--- What you are asked to do ---
Give the data again exactly as it is written.
*** Input data Section Begins ***
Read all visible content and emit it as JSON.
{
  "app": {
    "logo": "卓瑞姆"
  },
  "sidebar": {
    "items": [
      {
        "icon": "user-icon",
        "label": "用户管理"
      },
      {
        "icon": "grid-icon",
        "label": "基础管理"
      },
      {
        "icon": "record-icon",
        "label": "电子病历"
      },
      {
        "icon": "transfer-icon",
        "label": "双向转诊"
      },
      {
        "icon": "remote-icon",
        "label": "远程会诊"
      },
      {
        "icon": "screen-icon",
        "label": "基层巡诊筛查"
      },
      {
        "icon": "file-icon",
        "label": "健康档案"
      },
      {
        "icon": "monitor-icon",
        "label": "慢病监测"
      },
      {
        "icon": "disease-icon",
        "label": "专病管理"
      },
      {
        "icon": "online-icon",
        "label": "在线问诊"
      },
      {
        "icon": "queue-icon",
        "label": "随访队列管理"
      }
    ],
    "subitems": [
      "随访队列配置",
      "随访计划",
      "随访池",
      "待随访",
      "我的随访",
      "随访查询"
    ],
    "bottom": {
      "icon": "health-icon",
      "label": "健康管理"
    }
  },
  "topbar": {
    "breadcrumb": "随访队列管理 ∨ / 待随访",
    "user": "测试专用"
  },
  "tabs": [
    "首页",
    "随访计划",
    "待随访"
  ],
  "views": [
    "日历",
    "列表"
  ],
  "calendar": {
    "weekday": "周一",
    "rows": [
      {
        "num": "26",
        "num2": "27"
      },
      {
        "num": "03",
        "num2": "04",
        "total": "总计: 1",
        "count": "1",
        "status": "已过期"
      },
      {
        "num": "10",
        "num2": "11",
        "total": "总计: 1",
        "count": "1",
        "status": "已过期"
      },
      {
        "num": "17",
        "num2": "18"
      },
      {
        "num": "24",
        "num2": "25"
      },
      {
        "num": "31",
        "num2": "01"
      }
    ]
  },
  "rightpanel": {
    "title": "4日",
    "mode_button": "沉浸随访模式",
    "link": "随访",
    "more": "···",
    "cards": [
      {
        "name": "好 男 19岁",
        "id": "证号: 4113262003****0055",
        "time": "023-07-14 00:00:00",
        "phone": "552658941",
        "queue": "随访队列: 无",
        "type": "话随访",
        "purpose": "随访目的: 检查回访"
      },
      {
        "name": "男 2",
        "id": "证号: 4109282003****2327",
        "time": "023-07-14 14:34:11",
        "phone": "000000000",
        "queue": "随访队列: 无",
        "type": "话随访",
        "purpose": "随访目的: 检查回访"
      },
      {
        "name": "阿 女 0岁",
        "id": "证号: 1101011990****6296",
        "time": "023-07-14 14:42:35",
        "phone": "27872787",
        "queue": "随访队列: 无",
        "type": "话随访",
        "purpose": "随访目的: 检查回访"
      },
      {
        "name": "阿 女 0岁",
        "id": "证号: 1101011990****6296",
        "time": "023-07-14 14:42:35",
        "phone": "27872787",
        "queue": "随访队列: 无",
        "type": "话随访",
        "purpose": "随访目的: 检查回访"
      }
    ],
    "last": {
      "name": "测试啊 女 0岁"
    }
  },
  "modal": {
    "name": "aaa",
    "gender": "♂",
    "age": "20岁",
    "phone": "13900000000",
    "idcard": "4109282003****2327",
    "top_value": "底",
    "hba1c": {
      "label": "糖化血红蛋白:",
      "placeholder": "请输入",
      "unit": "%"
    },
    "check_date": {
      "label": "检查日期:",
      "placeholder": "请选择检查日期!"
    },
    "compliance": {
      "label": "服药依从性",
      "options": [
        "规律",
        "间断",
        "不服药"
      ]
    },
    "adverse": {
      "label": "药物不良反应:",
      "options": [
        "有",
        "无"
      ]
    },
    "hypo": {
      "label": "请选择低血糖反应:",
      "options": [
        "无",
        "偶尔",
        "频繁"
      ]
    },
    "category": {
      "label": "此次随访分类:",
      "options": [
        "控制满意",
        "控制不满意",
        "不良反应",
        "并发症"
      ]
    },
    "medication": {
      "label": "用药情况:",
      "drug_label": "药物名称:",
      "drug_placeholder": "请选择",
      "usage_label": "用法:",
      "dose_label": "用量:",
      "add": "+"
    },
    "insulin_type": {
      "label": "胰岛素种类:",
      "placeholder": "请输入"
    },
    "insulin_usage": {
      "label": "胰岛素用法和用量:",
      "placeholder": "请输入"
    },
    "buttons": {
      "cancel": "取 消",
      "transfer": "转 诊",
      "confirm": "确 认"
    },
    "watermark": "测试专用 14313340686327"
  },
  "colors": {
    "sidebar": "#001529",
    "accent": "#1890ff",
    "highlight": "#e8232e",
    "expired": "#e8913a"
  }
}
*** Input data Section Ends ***
--- Exercise result ---
Read all visible content and emit it as JSON.
{
  "app": {
    "logo": "卓瑞姆"
  },
  "sidebar": {
    "items": [
      {
        "icon": "user-icon",
        "label": "用户管理"
      },
      {
        "icon": "grid-icon",
        "label": "基础管理"
      },
      {
        "icon": "record-icon",
        "label": "电子病历"
      },
      {
        "icon": "transfer-icon",
        "label": "双向转诊"
      },
      {
        "icon": "remote-icon",
        "label": "远程会诊"
      },
      {
        "icon": "screen-icon",
        "label": "基层巡诊筛查"
      },
      {
        "icon": "file-icon",
        "label": "健康档案"
      },
      {
        "icon": "monitor-icon",
        "label": "慢病监测"
      },
      {
        "icon": "disease-icon",
        "label": "专病管理"
      },
      {
        "icon": "online-icon",
        "label": "在线问诊"
      },
      {
        "icon": "queue-icon",
        "label": "随访队列管理"
      }
    ],
    "subitems": [
      "随访队列配置",
      "随访计划",
      "随访池",
      "待随访",
      "我的随访",
      "随访查询"
    ],
    "bottom": {
      "icon": "health-icon",
      "label": "健康管理"
    }
  },
  "topbar": {
    "breadcrumb": "随访队列管理 ∨ / 待随访",
    "user": "测试专用"
  },
  "tabs": [
    "首页",
    "随访计划",
    "待随访"
  ],
  "views": [
    "日历",
    "列表"
  ],
  "calendar": {
    "weekday": "周一",
    "rows": [
      {
        "num": "26",
        "num2": "27"
      },
      {
        "num": "03",
        "num2": "04",
        "total": "总计: 1",
        "count": "1",
        "status": "已过期"
      },
      {
        "num": "10",
        "num2": "11",
        "total": "总计: 1",
        "count": "1",
        "status": "已过期"
      },
      {
        "num": "17",
        "num2": "18"
      },
      {
        "num": "24",
        "num2": "25"
      },
      {
        "num": "31",
        "num2": "01"
      }
    ]
  },
  "rightpanel": {
    "title": "4日",
    "mode_button": "沉浸随访模式",
    "link": "随访",
    "more": "···",
    "cards": [
      {
        "name": "好 男 19岁",
        "id": "证号: 4113262003****0055",
        "time": "023-07-14 00:00:00",
        "phone": "552658941",
        "queue": "随访队列: 无",
        "type": "话随访",
        "purpose": "随访目的: 检查回访"
      },
      {
        "name": "男 2",
        "id": "证号: 4109282003****2327",
        "time": "023-07-14 14:34:11",
        "phone": "000000000",
        "queue": "随访队列: 无",
        "type": "话随访",
        "purpose": "随访目的: 检查回访"
      },
      {
        "name": "阿 女 0岁",
        "id": "证号: 1101011990****6296",
        "time": "023-07-14 14:42:35",
        "phone": "27872787",
        "queue": "随访队列: 无",
        "type": "话随访",
        "purpose": "随访目的: 检查回访"
      },
      {
        "name": "阿 女 0岁",
        "id": "证号: 1101011990****6296",
        "time": "023-07-14 14:42:35",
        "phone": "27872787",
        "queue": "随访队列: 无",
        "type": "话随访",
        "purpose": "随访目的: 检查回访"
      }
    ],
    "last": {
      "name": "测试啊 女 0岁"
    }
  },
  "modal": {
    "name": "aaa",
    "gender": "♂",
    "age": "20岁",
    "phone": "13900000000",
    "idcard": "4109282003****2327",
    "top_value": "底",
    "hba1c": {
      "label": "糖化血红蛋白:",
      "placeholder": "请输入",
      "unit": "%"
    },
    "check_date": {
      "label": "检查日期:",
      "placeholder": "请选择检查日期!"
    },
    "compliance": {
      "label": "服药依从性",
      "options": [
        "规律",
        "间断",
        "不服药"
      ]
    },
    "adverse": {
      "label": "药物不良反应:",
      "options": [
        "有",
        "无"
      ]
    },
    "hypo": {
      "label": "请选择低血糖反应:",
      "options": [
        "无",
        "偶尔",
        "频繁"
      ]
    },
    "category": {
      "label": "此次随访分类:",
      "options": [
        "控制满意",
        "控制不满意",
        "不良反应",
        "并发症"
      ]
    },
    "medication": {
      "label": "用药情况:",
      "drug_label": "药物名称:",
      "drug_placeholder": "请选择",
      "usage_label": "用法:",
      "dose_label": "用量:",
      "add": "+"
    },
    "insulin_type": {
      "label": "胰岛素种类:",
      "placeholder": "请输入"
    },
    "insulin_usage": {
      "label": "胰岛素用法和用量:",
      "placeholder": "请输入"
    },
    "buttons": {
      "cancel": "取 消",
      "transfer": "转 诊",
      "confirm": "确 认"
    },
    "watermark": "测试专用 14313340686327"
  },
  "colors": {
    "sidebar": "#001529",
    "accent": "#1890ff",
    "highlight": "#e8232e",
    "expired": "#e8913a"
  }
}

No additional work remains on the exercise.